*** Data Section Begins ***
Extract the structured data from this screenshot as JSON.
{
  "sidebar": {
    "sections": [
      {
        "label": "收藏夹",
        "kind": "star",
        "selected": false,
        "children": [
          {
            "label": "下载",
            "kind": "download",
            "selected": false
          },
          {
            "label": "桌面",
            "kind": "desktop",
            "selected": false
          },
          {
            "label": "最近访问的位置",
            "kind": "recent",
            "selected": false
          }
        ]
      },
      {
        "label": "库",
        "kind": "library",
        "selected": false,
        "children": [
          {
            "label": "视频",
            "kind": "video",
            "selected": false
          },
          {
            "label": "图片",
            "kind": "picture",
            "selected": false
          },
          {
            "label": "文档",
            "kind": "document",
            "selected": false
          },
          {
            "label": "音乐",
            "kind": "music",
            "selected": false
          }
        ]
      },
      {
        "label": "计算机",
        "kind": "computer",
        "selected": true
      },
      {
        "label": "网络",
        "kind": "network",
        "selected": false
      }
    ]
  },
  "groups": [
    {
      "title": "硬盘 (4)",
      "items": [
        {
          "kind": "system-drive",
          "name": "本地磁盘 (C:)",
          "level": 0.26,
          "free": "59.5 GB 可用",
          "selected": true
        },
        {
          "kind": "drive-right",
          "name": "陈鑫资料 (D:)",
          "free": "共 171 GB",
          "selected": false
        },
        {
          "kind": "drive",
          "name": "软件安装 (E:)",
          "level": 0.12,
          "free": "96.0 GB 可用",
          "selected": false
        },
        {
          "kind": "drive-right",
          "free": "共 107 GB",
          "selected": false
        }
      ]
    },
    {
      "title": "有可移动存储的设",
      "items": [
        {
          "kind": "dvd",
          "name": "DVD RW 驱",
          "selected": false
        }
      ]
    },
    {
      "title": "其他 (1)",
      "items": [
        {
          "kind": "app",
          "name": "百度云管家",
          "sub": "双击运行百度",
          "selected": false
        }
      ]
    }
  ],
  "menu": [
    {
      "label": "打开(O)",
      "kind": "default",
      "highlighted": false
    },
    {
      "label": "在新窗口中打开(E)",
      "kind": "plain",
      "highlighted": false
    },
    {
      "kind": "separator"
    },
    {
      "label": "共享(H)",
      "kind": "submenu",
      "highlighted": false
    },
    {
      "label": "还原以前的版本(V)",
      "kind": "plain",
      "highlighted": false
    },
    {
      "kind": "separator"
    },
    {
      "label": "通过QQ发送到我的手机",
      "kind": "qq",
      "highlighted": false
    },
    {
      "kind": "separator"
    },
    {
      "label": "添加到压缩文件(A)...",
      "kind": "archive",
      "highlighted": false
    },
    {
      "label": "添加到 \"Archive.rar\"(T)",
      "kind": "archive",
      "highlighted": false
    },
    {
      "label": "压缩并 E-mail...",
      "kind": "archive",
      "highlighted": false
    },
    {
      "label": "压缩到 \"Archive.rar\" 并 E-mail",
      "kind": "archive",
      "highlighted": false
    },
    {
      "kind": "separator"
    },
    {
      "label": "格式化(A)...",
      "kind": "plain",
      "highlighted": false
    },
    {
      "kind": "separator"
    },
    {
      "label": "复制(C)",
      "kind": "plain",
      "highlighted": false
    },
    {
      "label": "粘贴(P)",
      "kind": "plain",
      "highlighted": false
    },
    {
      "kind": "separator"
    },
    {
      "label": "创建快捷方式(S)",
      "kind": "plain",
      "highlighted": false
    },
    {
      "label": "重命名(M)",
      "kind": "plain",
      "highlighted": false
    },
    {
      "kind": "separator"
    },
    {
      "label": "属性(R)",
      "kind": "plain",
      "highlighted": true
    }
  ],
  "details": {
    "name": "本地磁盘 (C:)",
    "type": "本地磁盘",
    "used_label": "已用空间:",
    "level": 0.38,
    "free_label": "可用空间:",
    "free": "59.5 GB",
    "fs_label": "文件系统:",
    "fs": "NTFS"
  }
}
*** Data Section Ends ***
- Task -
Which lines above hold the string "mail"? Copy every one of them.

- Result for this exercise -
      "label": "压缩并 E-mail...",
      "label": "压缩到 \"Archive.rar\" 并 E-mail",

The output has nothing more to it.